This house, located just east of Cooper's Beach, is reportedly 1/10 of a mile long

Front view of new house under construction, Meadow Lane,
immediately west of Cooper's Beach



Same house, from beach. (Note all the workers.)
 Of course, housing design is part personal style and taste and part trend, and trends are often cyclical (can we say "platform shoes?"). There was quite a rash of modern houses built in the Hamptons in the 1960s and 1970s, especially in the south-of-the-highway Bridgehampton/Sagaponack area, as farmers sold off tracts of land, opening the area to what some feel was a period of unrestricted development. (The concept of unrestricted development was the primary reason tiny Sagaponack became an incorporated village.)
A beach house from the last "modern era?"
And truthfully, at a certain income level, you are able to build your house to more closely reflect your taste and personality. Calvin Klein tore down this bizarre, oceanfront castle

 to build this:

Calvin Klein's new digs
The state of oceanfront building in Southampton has hit some snags, as FEMA regulations following Hurricane Irene and Super Storm Sandy have imposed rules that new construction be raised on pilings, stilts, or other such forms.
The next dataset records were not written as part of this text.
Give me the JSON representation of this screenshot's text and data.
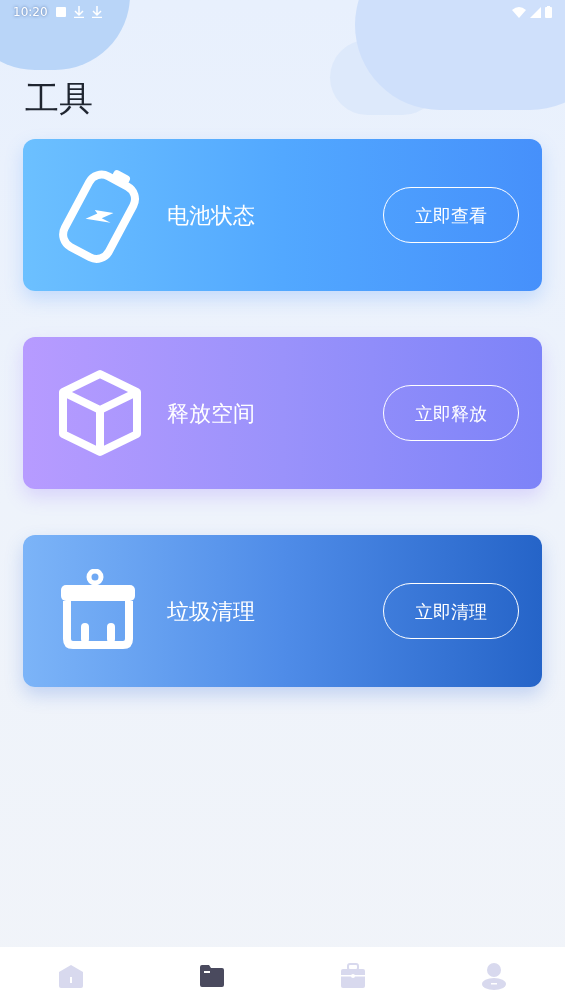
{
  "status_bar": {
    "time": "10:20"
  },
  "title": "工具",
  "cards": [
    {
      "kind": "battery",
      "label": "电池状态",
      "button": "立即查看"
    },
    {
      "kind": "box",
      "label": "释放空间",
      "button": "立即释放"
    },
    {
      "kind": "basket",
      "label": "垃圾清理",
      "button": "立即清理"
    }
  ],
  "nav": [
    {
      "kind": "home",
      "selected": false
    },
    {
      "kind": "folder",
      "selected": true
    },
    {
      "kind": "briefcase",
      "selected": false
    },
    {
      "kind": "person",
      "selected": false
    }
  ]
}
Net result: the mansions previously capped at 35 feet above the original grade in the flood zone now threaten to be much higher, thereby impeding the views of other homeowners in the area. The house being built on Meadow Lane, pictured above, will reportedly be 53 feet above grade upon completion. Or witness the imposing house in the photo below, currently under construction on the bay side of Meadow Lane. The land in the distance, on the other side of the water, is the Shinnecock Indian Reservation.

But I digress.

As you see, even though I've lived here twenty-three years, I too love to rubberneck in the estate district. I love the rolling green lawns that spread from the hedges to the houses, set far back on deep lots. I love the stately gates and long driveways. I love the specimen trees that dot the landscaping. And I love what I imagine the views from their windows must be.

Ah, to view the vast array of extreme residences and dream of winning the lotto, or discovering that you are distantly related to one of these billionaires and may figure in their will...

But until that happens, remember you always have a home in the Hamptons at A Butler's Manor!

Quote of the Day: If a man happens to find himself, he has a mansion which he can inhabit with dignity all the days of his life.---James A. Michener